A second collection of glorious covers from Our Lady of the Music Box
Irish born and Liverpool based Hannah Peel might be best known as the synth playing violinist and singer of John Foxx & The Maths, and you might have caught her on tour with OMD or East India Youth, but on her new mini-album, ‘Rebox 2’, her roots feel closer to electronic/folk musicians like Patrick Wolf or Owen Pallett. And you can’t help feeling that she’s toying with representations of femininity here, perhaps most obviously by choosing to work with music boxes. These instruments recall clockwork jewellery boxes, tiny ballerinas revolving on springs, never stepping outside of their prescribed ornamental role. Peel mathematically hole-punches her own music box cards, subverting the restrictive connotations of the form to create intricate, unique compositions.
This set comes as a follow up to 2010’s ‘Rebox’ EP, which featured covers of Soft Cell, New Order, OMD and the Cocteau Twins, all reinterpreted in Peel’s idiosyncratic style. After this, she released her acclaimed debut solo album, ‘The Broken Wave’, followed by two further EPs. Now, with ‘Rebox 2’, she’s turning her attentions to some rather more contemporary songs, punctuated by some truly beautiful instrumental segues.
Anyone of lesser talent would probably have made covers like these sound twee, but Peel’s compositions are on another level entirely. ‘Rebox 2’ opens with a version of Perfume Genius’ ‘Queen’, which sets out her direction here very clearly: the cutting homophobic insults that form the lyrics are contrasted delicately with a melody played on a hand-cranked music box.
The music box comes to the fore in ‘Pale Green Ghosts’ too, defiantly standing out amongst synths and keyboards, brash against the fuzzy percussion. John Grant’s song is all harsh sounds and chugging rhythm; this adaptation takes on the spectres of the title, creating a haunting atmosphere with layered vocals in echoes upon echoes, yet still retaining a sparseness that reflects the insubstantiality of spirits and memories. ‘Palace’, from Wild Beasts’ ‘Present Tense’ album, lends itself perfectly to Peel’s minimalist treatment, and in ‘Heaven, How Long’ she takes on an East India Youth track and adds soaring violins: where the original felt like a wind-up, this version is a cooling down, an opening out, a cathartic close to the record.
The songs selected here were all originally recorded by men and hearing the lyrics from a woman’s perspective can shift our perception of the meaning drastically, but the instrumental pieces also play with gender roles and expectations.

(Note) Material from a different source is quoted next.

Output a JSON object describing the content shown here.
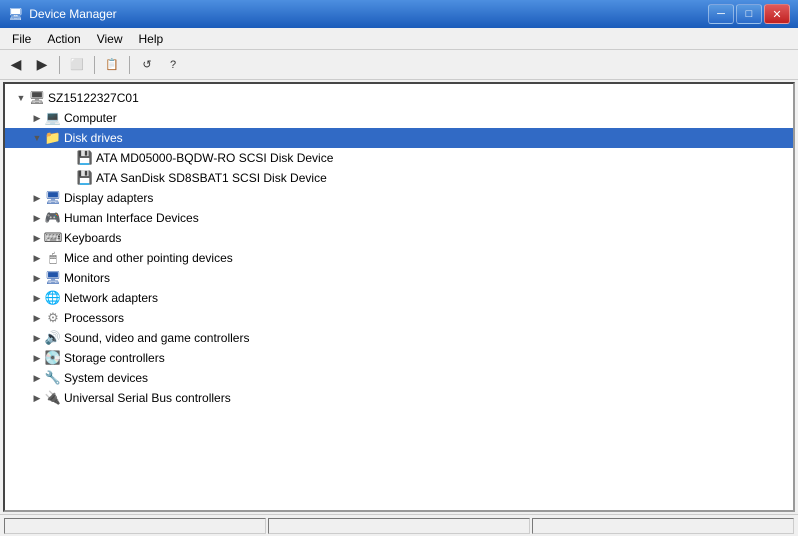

In ‘Let The Laughter In’, Peel’s chuckle becomes a rickety beat, contorting the girlishness of her giggling through rhythmic repetition. The result is infectious and the laughter falls further into artificiality; yet still the track retains a vitality and a freshness that can so often be absent from beat-based electronic music.
Hannah Peel has made something very rare in ‘Rebox 2’ and her forthcoming full-length should by strongly anticipated. This is a collection with heart and soul and intelligence – and because of all these things, it knows exactly how to draw you into its world. And how to keep you there.